Two non-teachers will be there, too: Charles and David Koch, the notorious right-wing billionaires.Well, the Kochs won’t be there in person, but they will be represented by a Koch-funded and controlled organization: the Arlington, Virginia-based Bill of Rights Institute.
Charles Koch is also a generous contributor to many worthy causes. The other two brothers are not involved in the firm, having been bought out by Charles and David in the 1980’s.
He is the founder or co-founder of a number of foundations, many of them in support of free markets and usually with a conservative economic approach. Forbes, in their October 2013 survey estimates Charles Koch’s net worth at about $36 billion.
For example, in one “click-and-explore” activity at the BRI website, showing the many ways that government can oppress individuals—“Life Without the Bill of Rights?
”—a cartoon character pops up with a dialogue bubble reading, “The gov’t took my home! Educator resources for “Documents of Freedom” at the BRI site underscore this business-good/government-bad message: “When government officials can make any laws they please—and hold themselves above the law—there is less economic growth, less creativity, and less happiness.
Harry Koch, the grandfather of Charles Koch, was a printer, and some time following his arrival in Quanah, bought a local struggling printer, which also published the local newspaper, the “Tribune Chief”. Charles apparently got the message, and went to work for his father’s firm.
Koch [1900-1967], the founder of what today is Koch Industries, the world’s largest privately owned company. Koch, was the son of a Dutch immigrant, Harry Koch, who had arrived in Quanah, Texas, in 1888. Following graduation, Charles went to work as a consultant for Arthur D. The father threatened his son that if he did not return home, he would sell the firm.
So Harry Koch became the town’s local printer and newspaper publisher. He then decided to remain for another year, and his focus that year was on chemical engineering, the major of his father. From 1961 to 1963, he served as a vice president of Koch Engineering, the engineering arm of his father’s company.
Charles Koch was born on November 1, 1935 in Wichita, Kansas.
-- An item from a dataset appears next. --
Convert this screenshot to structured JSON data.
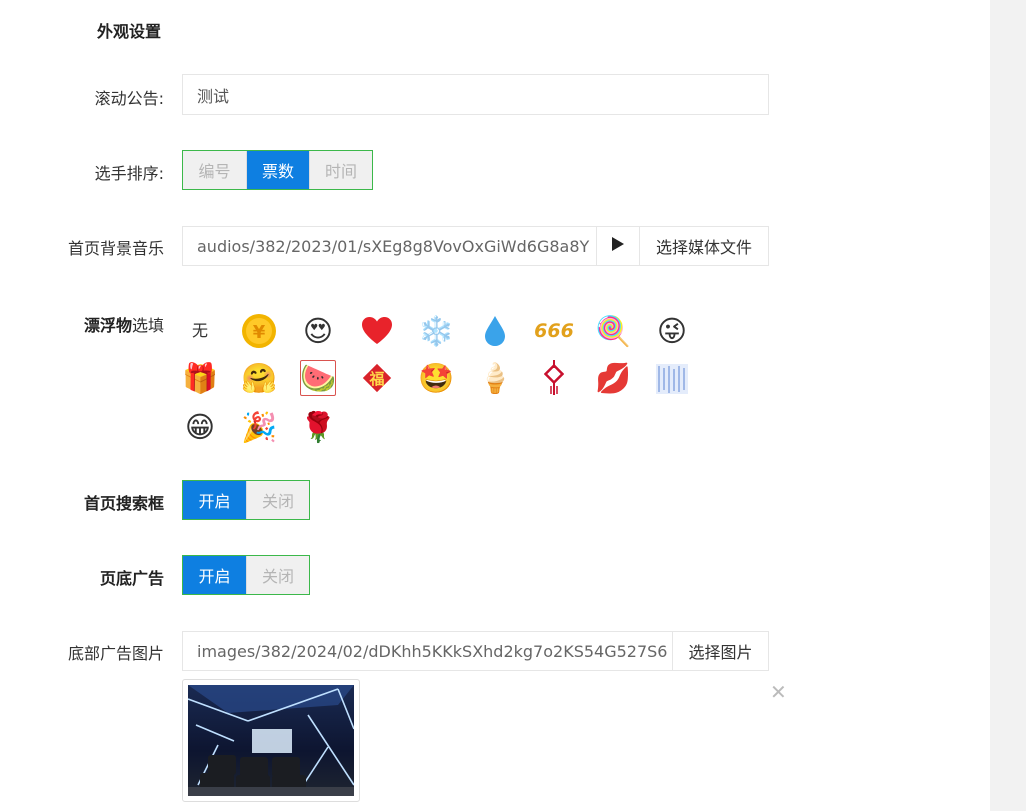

He was promoted to president of Koch Engineering in 1963, and served in that capacity until 1971.
Until 2013, the Bill of Rights Institute president was the Koch operative Tony Woodlief, who headed the Market-Based Management Institute in the Kochs’ hometown of Wichita, Kansas, and served as president of the Mercatus Center.
The Bill of Rights Institute says it offers “engaging educational games, videos, and activities for people of all ages, and classroom lesson plans for teachers across the country.” The institute holds essay contests for students and promotes free teacher seminars throughout the United States—on topics like “Being an American,” “Preserving the Bill of Rights,” and “Heroes and Villains: The Quest for Civic Virtue.” Their promotional materials boast that the BRI has offered sessions for 18,000 teachers and provided materials for another 40,000.